Scarpino, M.R. & Gretzel, U. (2015) Conceptualising organizational resilience in tourism crisis management. In: Tourism Crises and Disaster Management in the Asia-Pacific. B.W. Ritchie & K. Campiranon (Eds.). CABI: Wallingford, UK. pp 15 - 32.
Stevenson, N., Airey, D., & Miller, G. (2008). Tourism policy making: The policymakers' perspectives. Annals of Tourism Research 35(3), 732-750.
Stokes, B. (2008) Tourism strategy making: Insights to the events domain. Tourism Management 29, 252 - 262.
Tribe, J. (2016) Strategy for Tourism. Second Edition. Goodfellow Publishers: Woodeaton, UK. pp 2 - 22.
Wallace, S., & Reilly, E (2015) Tourism 2025: An industry perspective regarding the NZ 2025 Tourism Strategy. Journal of Tourism Futures 1(1) 53 - 57.
Wang, D., & Ap, J. (2013). Factors affecting tourism policy implementation: A conceptual framework and a case study in China. Tourism Management 36, 221-233.
Weaver, D. & Lawton, L. (2014) Tourism Management. Fifth Edition. Wiley: Milton, Queensland, Australia. pp 19 - 48.
Wei, W., Cole, S.T.. & Chen, J.S. (2017) Tourist innovation in air travel. Journal of Travel Research 16, 1 - 17.
Weir, B. (2017) Climate change and tourism - are we forgetting lessons from the past? Journal of Hospitality and Tourism Management 32, 108 - 114.
Weir B. & Dickson, T.J. (2012) Organisational sustainability and risk management. In: T.J. Dickson & T.L. Gray (Eds.) Risk Management in the Outdoors. Cambridge University Press: Cambridge, UK. pp 25 - 42.
Submission of assessment items
Special assessment requirements
To pass this unit, students must:
- Obtain an aggregate mark of 50% or more, AND
- Complete all items of assessment.

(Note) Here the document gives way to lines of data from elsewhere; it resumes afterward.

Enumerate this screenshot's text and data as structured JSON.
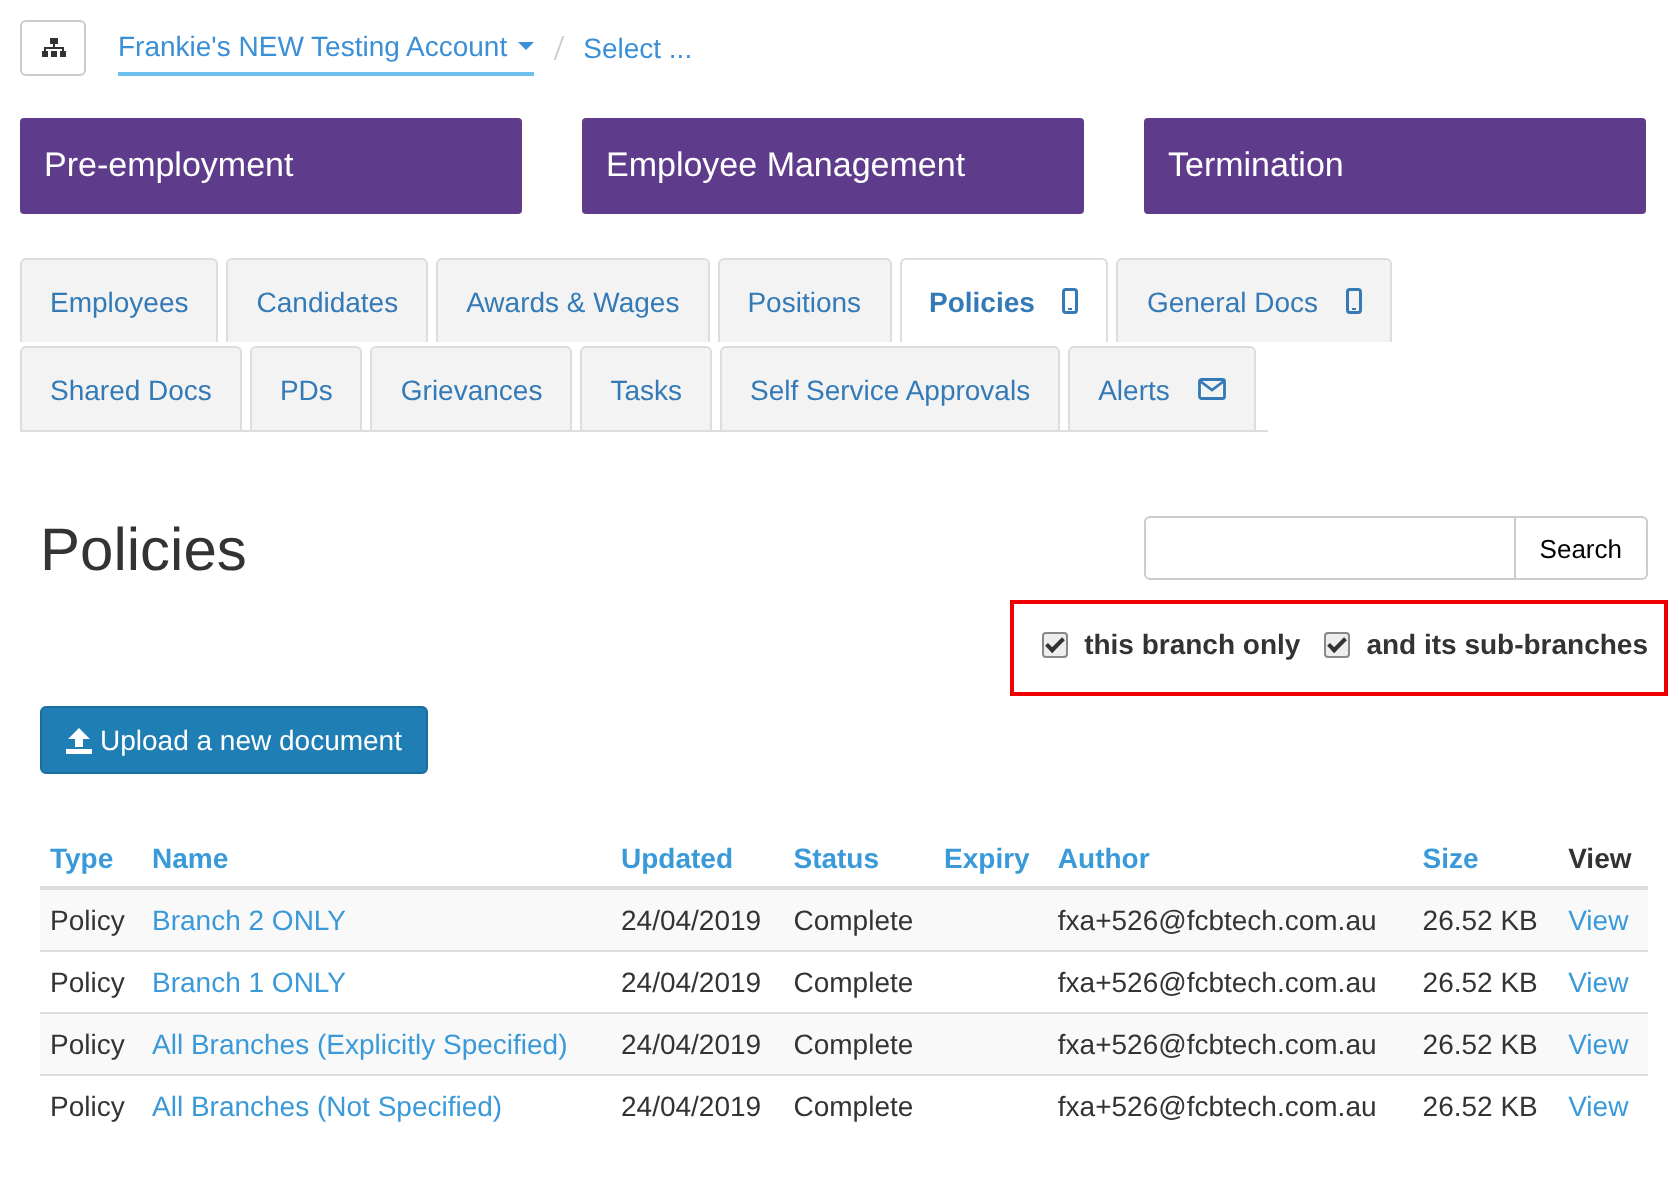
{
  "breadcrumb": {
    "account": "Frankie's NEW Testing Account",
    "select": "Select ..."
  },
  "sections": [
    {
      "label": "Pre-employment"
    },
    {
      "label": "Employee Management"
    },
    {
      "label": "Termination"
    }
  ],
  "tabs": [
    [
      {
        "label": "Employees",
        "selected": false
      },
      {
        "label": "Candidates",
        "selected": false
      },
      {
        "label": "Awards & Wages",
        "selected": false
      },
      {
        "label": "Positions",
        "selected": false
      },
      {
        "label": "Policies",
        "selected": true,
        "kind": "phone"
      },
      {
        "label": "General Docs",
        "selected": false,
        "kind": "phone"
      }
    ],
    [
      {
        "label": "Shared Docs",
        "selected": false
      },
      {
        "label": "PDs",
        "selected": false
      },
      {
        "label": "Grievances",
        "selected": false
      },
      {
        "label": "Tasks",
        "selected": false
      },
      {
        "label": "Self Service Approvals",
        "selected": false
      },
      {
        "label": "Alerts",
        "selected": false,
        "kind": "mail"
      }
    ]
  ],
  "page_title": "Policies",
  "search": {
    "button": "Search"
  },
  "filters": {
    "highlighted": true,
    "items": [
      {
        "label": "this branch only",
        "checked": true
      },
      {
        "label": "and its sub-branches",
        "checked": true
      }
    ]
  },
  "upload_button": "Upload a new document",
  "table": {
    "columns": [
      {
        "label": "Type",
        "sortable": true
      },
      {
        "label": "Name",
        "sortable": true
      },
      {
        "label": "Updated",
        "sortable": true
      },
      {
        "label": "Status",
        "sortable": true
      },
      {
        "label": "Expiry",
        "sortable": true
      },
      {
        "label": "Author",
        "sortable": true
      },
      {
        "label": "Size",
        "sortable": true
      },
      {
        "label": "View",
        "sortable": false
      }
    ],
    "rows": [
      [
        "Policy",
        "Branch 2 ONLY",
        "24/04/2019",
        "Complete",
        "",
        "fxa+526@fcbtech.com.au",
        "26.52 KB",
        "View"
      ],
      [
        "Policy",
        "Branch 1 ONLY",
        "24/04/2019",
        "Complete",
        "",
        "fxa+526@fcbtech.com.au",
        "26.52 KB",
        "View"
      ],
      [
        "Policy",
        "All Branches (Explicitly Specified)",
        "24/04/2019",
        "Complete",
        "",
        "fxa+526@fcbtech.com.au",
        "26.52 KB",
        "View"
      ],
      [
        "Policy",
        "All Branches (Not Specified)",
        "24/04/2019",
        "Complete",
        "",
        "fxa+526@fcbtech.com.au",
        "26.52 KB",
        "View"
      ]
    ]
  }
}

Students have a responsibility to uphold University standards on ethical scholarship. Good scholarship involves building on the work of others and use of others' work must be acknowledged with proper attribution made. Cheating, plagiarism, and falsification of data are dishonest practices that contravene academic values. Refer to the University's Student Charter for more information.
To enhance understanding of academic integrity, all students are expected to complete the Academic Integrity Module (AIM) at least once during their course of study. You can access this module within UCLearn (Canvas) through the 'Academic Integrity and Avoiding Plagiarism' link in the Study Help site.

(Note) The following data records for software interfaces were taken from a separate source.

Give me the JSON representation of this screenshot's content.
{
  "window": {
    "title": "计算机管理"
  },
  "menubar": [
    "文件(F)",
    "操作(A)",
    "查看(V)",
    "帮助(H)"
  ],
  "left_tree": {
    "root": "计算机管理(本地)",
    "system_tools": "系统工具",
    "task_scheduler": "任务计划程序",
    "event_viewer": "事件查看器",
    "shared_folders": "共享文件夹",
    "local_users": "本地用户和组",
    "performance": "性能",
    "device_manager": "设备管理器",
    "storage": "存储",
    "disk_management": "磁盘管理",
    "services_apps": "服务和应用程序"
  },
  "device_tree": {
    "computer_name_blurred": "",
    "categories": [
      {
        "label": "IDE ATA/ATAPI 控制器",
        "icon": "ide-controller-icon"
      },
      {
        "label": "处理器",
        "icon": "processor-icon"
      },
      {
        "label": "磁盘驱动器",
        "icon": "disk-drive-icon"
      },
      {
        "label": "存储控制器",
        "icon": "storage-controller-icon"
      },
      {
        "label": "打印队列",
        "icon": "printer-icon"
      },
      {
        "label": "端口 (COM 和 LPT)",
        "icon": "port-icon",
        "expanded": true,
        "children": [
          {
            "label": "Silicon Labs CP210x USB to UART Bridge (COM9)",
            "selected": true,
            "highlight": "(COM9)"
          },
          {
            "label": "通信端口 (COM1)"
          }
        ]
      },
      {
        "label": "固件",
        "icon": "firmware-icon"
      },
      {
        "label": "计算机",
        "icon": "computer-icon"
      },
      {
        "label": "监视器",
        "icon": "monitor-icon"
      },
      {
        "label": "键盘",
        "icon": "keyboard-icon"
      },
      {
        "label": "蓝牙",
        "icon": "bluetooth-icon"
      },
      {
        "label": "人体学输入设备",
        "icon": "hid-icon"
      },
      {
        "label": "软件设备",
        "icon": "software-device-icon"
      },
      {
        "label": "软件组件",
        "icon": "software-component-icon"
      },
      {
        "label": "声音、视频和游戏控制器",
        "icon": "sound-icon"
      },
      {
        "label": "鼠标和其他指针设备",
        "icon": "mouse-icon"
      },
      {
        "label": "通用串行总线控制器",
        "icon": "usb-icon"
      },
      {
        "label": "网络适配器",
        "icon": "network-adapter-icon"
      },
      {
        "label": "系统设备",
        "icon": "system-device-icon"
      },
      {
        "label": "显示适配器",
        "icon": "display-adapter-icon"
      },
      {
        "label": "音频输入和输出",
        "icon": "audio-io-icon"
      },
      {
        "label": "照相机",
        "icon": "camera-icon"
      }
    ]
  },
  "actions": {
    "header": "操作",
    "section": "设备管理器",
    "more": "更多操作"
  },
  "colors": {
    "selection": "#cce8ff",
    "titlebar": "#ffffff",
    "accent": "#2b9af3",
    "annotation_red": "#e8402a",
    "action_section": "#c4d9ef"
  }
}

Use of Text-Matching Software
The University of Canberra uses text-matching software to help students and staff reduce plagiarism and improve understanding of academic integrity. The software matches submitted text in student assignments against material from various sources: the internet, published books and journals, and previously submitted student texts.

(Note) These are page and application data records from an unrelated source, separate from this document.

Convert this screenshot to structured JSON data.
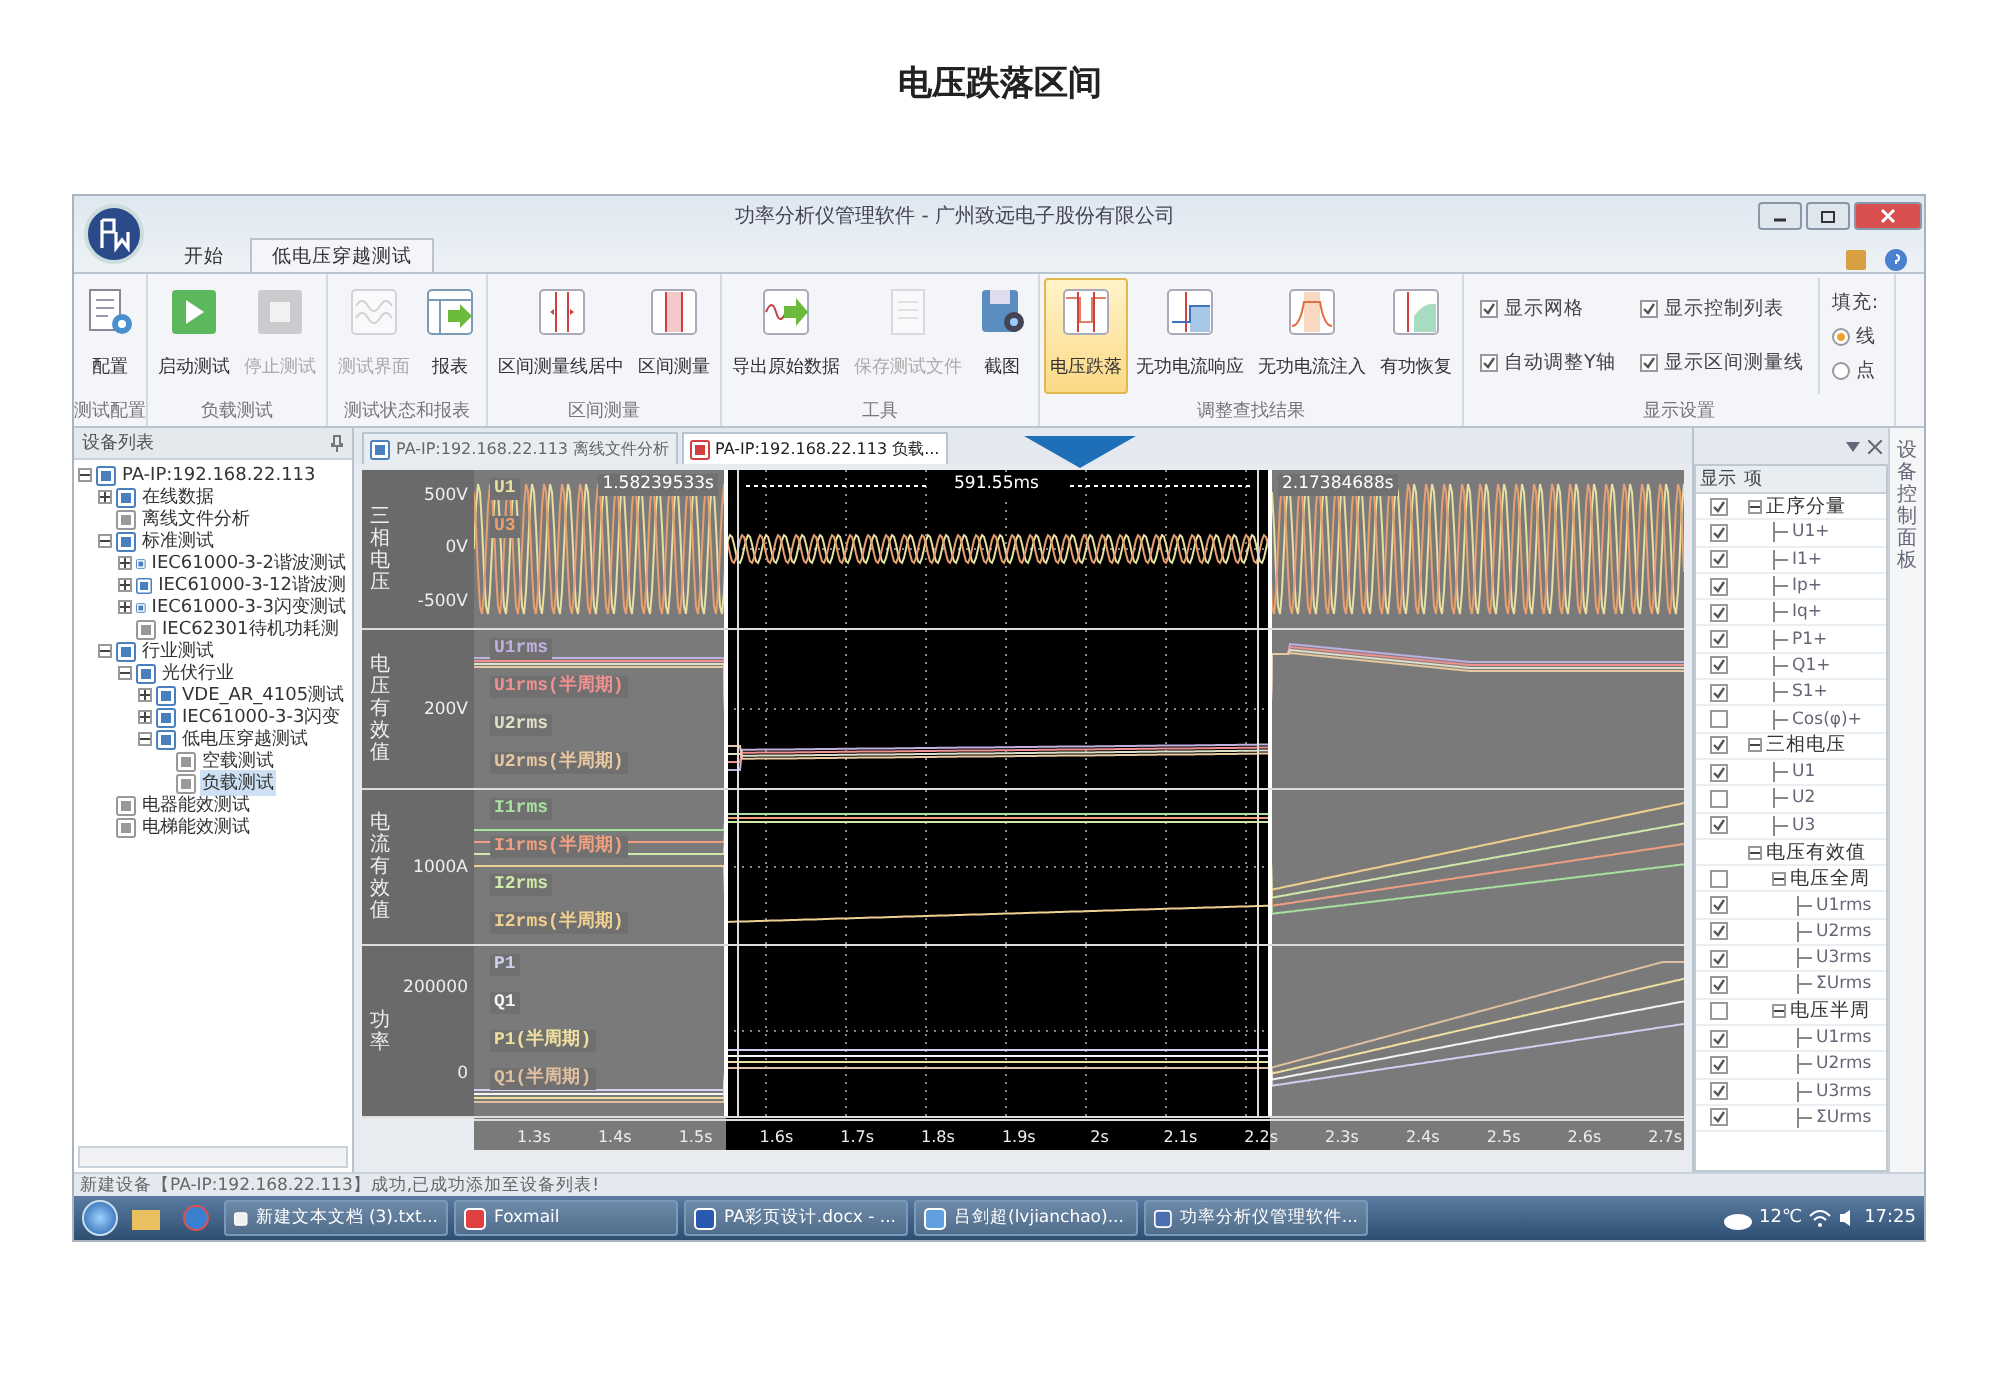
{
  "headline": "电压跌落区间",
  "window": {
    "title": "功率分析仪管理软件 - 广州致远电子股份有限公司"
  },
  "ribbon_tabs": [
    {
      "label": "开始",
      "selected": false
    },
    {
      "label": "低电压穿越测试",
      "selected": true
    }
  ],
  "ribbon_groups": [
    {
      "label": "测试配置",
      "items": [
        {
          "kind": "button",
          "label": "配置",
          "disabled": false,
          "selected": false
        }
      ]
    },
    {
      "label": "负载测试",
      "items": [
        {
          "kind": "button",
          "label": "启动测试",
          "disabled": false,
          "selected": false
        },
        {
          "kind": "button",
          "label": "停止测试",
          "disabled": true,
          "selected": false
        }
      ]
    },
    {
      "label": "测试状态和报表",
      "items": [
        {
          "kind": "button",
          "label": "测试界面",
          "disabled": true,
          "selected": false
        },
        {
          "kind": "button",
          "label": "报表",
          "disabled": false,
          "selected": false
        }
      ]
    },
    {
      "label": "区间测量",
      "items": [
        {
          "kind": "button",
          "label": "区间测量线居中",
          "disabled": false,
          "selected": false
        },
        {
          "kind": "button",
          "label": "区间测量",
          "disabled": false,
          "selected": false
        }
      ]
    },
    {
      "label": "工具",
      "items": [
        {
          "kind": "button",
          "label": "导出原始数据",
          "disabled": false,
          "selected": false
        },
        {
          "kind": "button",
          "label": "保存测试文件",
          "disabled": true,
          "selected": false
        },
        {
          "kind": "button",
          "label": "截图",
          "disabled": false,
          "selected": false
        }
      ]
    },
    {
      "label": "调整查找结果",
      "items": [
        {
          "kind": "button",
          "label": "电压跌落",
          "disabled": false,
          "selected": true
        },
        {
          "kind": "button",
          "label": "无功电流响应",
          "disabled": false,
          "selected": false
        },
        {
          "kind": "button",
          "label": "无功电流注入",
          "disabled": false,
          "selected": false
        },
        {
          "kind": "button",
          "label": "有功恢复",
          "disabled": false,
          "selected": false
        }
      ]
    },
    {
      "label": "显示设置",
      "items": [
        {
          "kind": "check",
          "label": "显示网格",
          "checked": true
        },
        {
          "kind": "check",
          "label": "自动调整Y轴",
          "checked": true
        },
        {
          "kind": "check",
          "label": "显示控制列表",
          "checked": true
        },
        {
          "kind": "check",
          "label": "显示区间测量线",
          "checked": true
        },
        {
          "kind": "radio_group",
          "label": "填充:",
          "options": [
            {
              "label": "线",
              "selected": true
            },
            {
              "label": "点",
              "selected": false
            }
          ]
        }
      ]
    }
  ],
  "device_panel": {
    "title": "设备列表"
  },
  "device_tree": [
    {
      "label": "PA-IP:192.168.22.113",
      "expanded": true,
      "selected": false,
      "children": [
        {
          "label": "在线数据",
          "expanded": false,
          "selected": false
        },
        {
          "label": "离线文件分析",
          "selected": false
        },
        {
          "label": "标准测试",
          "expanded": true,
          "selected": false,
          "children": [
            {
              "label": "IEC61000-3-2谐波测试",
              "expanded": false,
              "selected": false
            },
            {
              "label": "IEC61000-3-12谐波测",
              "expanded": false,
              "selected": false
            },
            {
              "label": "IEC61000-3-3闪变测试",
              "expanded": false,
              "selected": false
            },
            {
              "label": "IEC62301待机功耗测",
              "selected": false
            }
          ]
        },
        {
          "label": "行业测试",
          "expanded": true,
          "selected": false,
          "children": [
            {
              "label": "光伏行业",
              "expanded": true,
              "selected": false,
              "children": [
                {
                  "label": "VDE_AR_4105测试",
                  "expanded": false,
                  "selected": false
                },
                {
                  "label": "IEC61000-3-3闪变",
                  "expanded": false,
                  "selected": false
                },
                {
                  "label": "低电压穿越测试",
                  "expanded": true,
                  "selected": false,
                  "children": [
                    {
                      "label": "空载测试",
                      "selected": false
                    },
                    {
                      "label": "负载测试",
                      "selected": true
                    }
                  ]
                }
              ]
            }
          ]
        },
        {
          "label": "电器能效测试",
          "selected": false
        },
        {
          "label": "电梯能效测试",
          "selected": false
        }
      ]
    }
  ],
  "doc_tabs": [
    {
      "label": "PA-IP:192.168.22.113 离线文件分析",
      "selected": false
    },
    {
      "label": "PA-IP:192.168.22.113 负载...",
      "selected": true
    }
  ],
  "chart": {
    "strips": [
      {
        "kind": "wave",
        "title": "三相电压",
        "ticks": [
          "500V",
          "0V",
          "-500V"
        ],
        "series": [
          {
            "name": "U1",
            "color": "#e8e0a0"
          },
          {
            "name": "U3",
            "color": "#e8a070"
          }
        ]
      },
      {
        "kind": "drop",
        "title": "电压有效值",
        "ticks": [
          "200V"
        ],
        "series": [
          {
            "name": "U1rms",
            "color": "#c0b0e0"
          },
          {
            "name": "U1rms(半周期)",
            "color": "#f09090"
          },
          {
            "name": "U2rms",
            "color": "#e0e0c8"
          },
          {
            "name": "U2rms(半周期)",
            "color": "#e8c8a0"
          }
        ]
      },
      {
        "kind": "rise",
        "title": "电流有效值",
        "ticks": [
          "1000A"
        ],
        "series": [
          {
            "name": "I1rms",
            "color": "#a8e0a0"
          },
          {
            "name": "I1rms(半周期)",
            "color": "#f0a080"
          },
          {
            "name": "I2rms",
            "color": "#d0e8a8"
          },
          {
            "name": "I2rms(半周期)",
            "color": "#f0d090"
          }
        ]
      },
      {
        "kind": "power",
        "title": "功率",
        "ticks": [
          "200000",
          "0"
        ],
        "series": [
          {
            "name": "P1",
            "color": "#d0d0f0"
          },
          {
            "name": "Q1",
            "color": "#f4f4f4"
          },
          {
            "name": "P1(半周期)",
            "color": "#f0e0a0"
          },
          {
            "name": "Q1(半周期)",
            "color": "#e0c0a0"
          }
        ]
      }
    ],
    "x_ticks": [
      "1.3s",
      "1.4s",
      "1.5s",
      "1.6s",
      "1.7s",
      "1.8s",
      "1.9s",
      "2s",
      "2.1s",
      "2.2s",
      "2.3s",
      "2.4s",
      "2.5s",
      "2.6s",
      "2.7s"
    ],
    "cursor": {
      "start": "1.58239533s",
      "span": "591.55ms",
      "end": "2.17384688s"
    }
  },
  "control_list": {
    "columns": [
      "显示",
      "项"
    ],
    "rows": [
      {
        "label": "正序分量",
        "checked": true,
        "expanded": true,
        "children": [
          {
            "label": "U1+",
            "checked": true
          },
          {
            "label": "I1+",
            "checked": true
          },
          {
            "label": "Ip+",
            "checked": true
          },
          {
            "label": "Iq+",
            "checked": true
          },
          {
            "label": "P1+",
            "checked": true
          },
          {
            "label": "Q1+",
            "checked": true
          },
          {
            "label": "S1+",
            "checked": true
          },
          {
            "label": "Cos(φ)+",
            "checked": false
          }
        ]
      },
      {
        "label": "三相电压",
        "checked": true,
        "expanded": true,
        "children": [
          {
            "label": "U1",
            "checked": true
          },
          {
            "label": "U2",
            "checked": false
          },
          {
            "label": "U3",
            "checked": true
          }
        ]
      },
      {
        "label": "电压有效值",
        "expanded": true,
        "children": [
          {
            "label": "电压全周",
            "checked": false,
            "expanded": true,
            "children": [
              {
                "label": "U1rms",
                "checked": true
              },
              {
                "label": "U2rms",
                "checked": true
              },
              {
                "label": "U3rms",
                "checked": true
              },
              {
                "label": "ΣUrms",
                "checked": true
              }
            ]
          },
          {
            "label": "电压半周",
            "checked": false,
            "expanded": true,
            "children": [
              {
                "label": "U1rms",
                "checked": true
              },
              {
                "label": "U2rms",
                "checked": true
              },
              {
                "label": "U3rms",
                "checked": true
              },
              {
                "label": "ΣUrms",
                "checked": true
              }
            ]
          }
        ]
      }
    ]
  },
  "side_tab": {
    "label": "设备控制面板"
  },
  "status_bar": {
    "text": "新建设备【PA-IP:192.168.22.113】成功,已成功添加至设备列表!"
  },
  "taskbar": {
    "items": [
      {
        "label": "新建文本文档 (3).txt..."
      },
      {
        "label": "Foxmail"
      },
      {
        "label": "PA彩页设计.docx - ..."
      },
      {
        "label": "吕剑超(lvjianchao)..."
      },
      {
        "label": "功率分析仪管理软件..."
      }
    ],
    "weather": "12℃",
    "clock": "17:25"
  }
}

See the requirements for Assessment Item 3.
Required IT skills
Work placement, internships or practicums
All written work in this Unit must be prepared and referenced in accordance with the Faculty 'Good Essay' Guide (copy available on the Unit Moodle site) and will be marked accordingly.
- Semester 1, 2018, On-Campus, UC - TAFE Queensland, South Bank (178179)
- Semester 1, 2018, Online, UC - Canberra, Bruce (178176)
- Semester 1, 2018, On-Campus, UC - TAFE NSW Northern Sydney, St Leonard's (178180)
- Semester 1, 2018, On-Campus, UC - Canberra, Bruce (178178)
- Semester 1, 2017, On-Campus, UC - TAFE NSW Northern Sydney, St Leonard's (171485)
- Semester 1, 2017, On-Campus, UC - Canberra, Bruce (167094)
- Semester 1, 2017, On-Campus, UC - TAFE Queensland, South Bank (170716)
- Term 1, 2015, On-Campus, UCI - Lingnan Institute for Further Education, Hong Kong (146810)
- Semester 1, 2016, Online, UC - Canberra, Bruce (154873)
- Semester 1, 2015, Online, UC - Canberra, Bruce (146637)
- Semester 1, 2015, On-Campus, UC - Canberra, Bruce (145909)